But passage was not a sure thing: Both the AFL-CIO labor union and the conservative Heritage Action organization argued against the package.
The breakthrough came after McConnell announced Sunday that he had started to negotiate with Biden in a bid to "jump-start" stalled talks to avoid the fiscal cliff.
Under their tentative deal, the top tax rate on household income above $450,000 would rise from 35 percent to 39.6 percent -- where it was under Bill Clinton, before the reductions enacted under George W. Bush in 2001 and 2003.
Some congressional liberals had expressed objections to extending tax cuts above the $250,000 income threshold Obama cited throughout the 2012 campaign. Democrats were huddling in private as well to work out whether they could support the arrangement.

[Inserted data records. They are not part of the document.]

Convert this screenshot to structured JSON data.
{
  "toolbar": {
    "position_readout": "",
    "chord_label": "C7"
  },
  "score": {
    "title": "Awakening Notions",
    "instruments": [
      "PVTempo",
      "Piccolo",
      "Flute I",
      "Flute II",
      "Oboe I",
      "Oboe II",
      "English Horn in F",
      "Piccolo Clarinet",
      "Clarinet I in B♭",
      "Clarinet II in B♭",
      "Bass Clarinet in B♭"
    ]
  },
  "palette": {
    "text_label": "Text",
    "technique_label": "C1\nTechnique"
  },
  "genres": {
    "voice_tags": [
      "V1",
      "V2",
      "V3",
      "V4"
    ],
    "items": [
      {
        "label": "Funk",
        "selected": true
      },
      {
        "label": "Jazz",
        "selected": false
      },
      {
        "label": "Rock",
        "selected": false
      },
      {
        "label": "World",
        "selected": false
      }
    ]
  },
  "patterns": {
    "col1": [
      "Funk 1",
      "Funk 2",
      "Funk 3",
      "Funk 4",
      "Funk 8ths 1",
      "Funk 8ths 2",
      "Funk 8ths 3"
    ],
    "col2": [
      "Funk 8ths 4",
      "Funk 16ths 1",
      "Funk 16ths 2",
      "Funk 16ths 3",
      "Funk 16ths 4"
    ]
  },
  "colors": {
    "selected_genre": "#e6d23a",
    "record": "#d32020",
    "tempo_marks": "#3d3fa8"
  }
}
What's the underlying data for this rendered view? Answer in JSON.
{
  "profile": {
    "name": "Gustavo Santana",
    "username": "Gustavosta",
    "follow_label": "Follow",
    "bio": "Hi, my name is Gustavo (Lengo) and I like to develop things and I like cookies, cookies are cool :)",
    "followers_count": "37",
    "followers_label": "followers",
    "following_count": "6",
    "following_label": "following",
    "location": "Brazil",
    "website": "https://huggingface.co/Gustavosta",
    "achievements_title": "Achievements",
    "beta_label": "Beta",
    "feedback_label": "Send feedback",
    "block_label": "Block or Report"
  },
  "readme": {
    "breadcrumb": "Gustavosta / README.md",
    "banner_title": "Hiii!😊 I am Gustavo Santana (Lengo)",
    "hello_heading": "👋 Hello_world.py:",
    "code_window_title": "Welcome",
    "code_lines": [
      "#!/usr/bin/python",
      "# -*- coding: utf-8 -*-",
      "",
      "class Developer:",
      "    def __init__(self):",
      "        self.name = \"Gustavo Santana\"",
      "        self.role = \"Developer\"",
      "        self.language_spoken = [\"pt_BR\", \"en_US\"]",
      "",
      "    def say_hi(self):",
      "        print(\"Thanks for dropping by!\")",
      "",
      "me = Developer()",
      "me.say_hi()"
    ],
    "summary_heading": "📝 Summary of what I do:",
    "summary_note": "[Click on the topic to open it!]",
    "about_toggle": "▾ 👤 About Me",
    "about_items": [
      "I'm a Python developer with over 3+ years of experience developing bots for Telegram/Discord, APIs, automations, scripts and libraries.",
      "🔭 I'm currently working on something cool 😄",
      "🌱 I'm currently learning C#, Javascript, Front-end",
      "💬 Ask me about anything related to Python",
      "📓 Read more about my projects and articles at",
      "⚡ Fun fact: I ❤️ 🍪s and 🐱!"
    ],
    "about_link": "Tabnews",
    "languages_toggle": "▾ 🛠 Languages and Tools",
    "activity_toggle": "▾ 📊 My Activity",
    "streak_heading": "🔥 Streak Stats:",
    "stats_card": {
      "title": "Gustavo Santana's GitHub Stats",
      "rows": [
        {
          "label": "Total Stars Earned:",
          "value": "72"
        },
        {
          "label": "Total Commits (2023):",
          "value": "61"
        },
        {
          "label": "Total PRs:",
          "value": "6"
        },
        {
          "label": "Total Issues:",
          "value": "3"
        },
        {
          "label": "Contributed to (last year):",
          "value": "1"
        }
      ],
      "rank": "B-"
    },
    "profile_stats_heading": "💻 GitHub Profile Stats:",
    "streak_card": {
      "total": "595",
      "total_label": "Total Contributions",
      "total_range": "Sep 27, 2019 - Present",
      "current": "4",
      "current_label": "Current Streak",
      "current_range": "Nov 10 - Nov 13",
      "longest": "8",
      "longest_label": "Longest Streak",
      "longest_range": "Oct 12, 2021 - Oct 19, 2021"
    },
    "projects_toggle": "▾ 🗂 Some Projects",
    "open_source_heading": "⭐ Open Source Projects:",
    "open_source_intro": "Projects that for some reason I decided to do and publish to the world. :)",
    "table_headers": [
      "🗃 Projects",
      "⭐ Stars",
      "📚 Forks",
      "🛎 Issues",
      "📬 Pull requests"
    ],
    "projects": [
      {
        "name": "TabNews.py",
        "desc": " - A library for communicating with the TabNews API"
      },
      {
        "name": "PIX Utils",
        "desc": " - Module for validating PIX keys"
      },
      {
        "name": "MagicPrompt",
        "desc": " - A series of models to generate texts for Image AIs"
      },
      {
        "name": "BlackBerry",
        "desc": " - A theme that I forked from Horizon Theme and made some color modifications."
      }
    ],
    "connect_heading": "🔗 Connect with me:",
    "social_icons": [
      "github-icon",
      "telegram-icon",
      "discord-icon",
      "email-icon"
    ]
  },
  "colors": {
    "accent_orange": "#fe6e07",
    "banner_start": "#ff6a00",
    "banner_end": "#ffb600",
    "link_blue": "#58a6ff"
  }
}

Possibly with balking progressives in mind, Obama trumpeted victories dear to the left of his party. "The potential agreement thatâs being talked about would not only make sure the taxes donât go up on middle-class families, it also would extend tax credits for families with children. It would extend our tuition tax credit thatâs helped millions of families pay for college. It would extend tax credits for clean energy companies that are creating jobs and reducing our dependence on foreign oil. It would extend unemployment insurance to 2 million Americans who are out there still actively looking for a job."
Obama said he had hoped for "a larger agreement, a bigger deal, a grand bargain," to stem the tide of red ink swamping the countryâs finances â but shelved that goal.
"With this Congress, that was obviously a little too much to hope for at this time," he said. "It may be we can do it in stages. Weâre going to solve this problem instead in several steps."
The president also looked ahead to his next budgetary battle with Republicans, warning that âany future deficit agreementâ will have to couple spending cuts with tax increases. He expressed a willingness to reduce spending on popular programs like Medicare, but said entitlement reform would have to go hand in hand with new tax revenues.
âIf Republicans think that I will finish the job of deficit reduction through spending cuts alone âŚ then theyâve another thing coming,â Obama said defiantly. âThatâs not how itâs going to work.â
âIf weâre serious about deficit reduction and debt reduction, then itâs going to have to be a matter of shared sacrifice. At least as long as Iâm president. And Iâm going to be president for the next four years, I hope,â he said.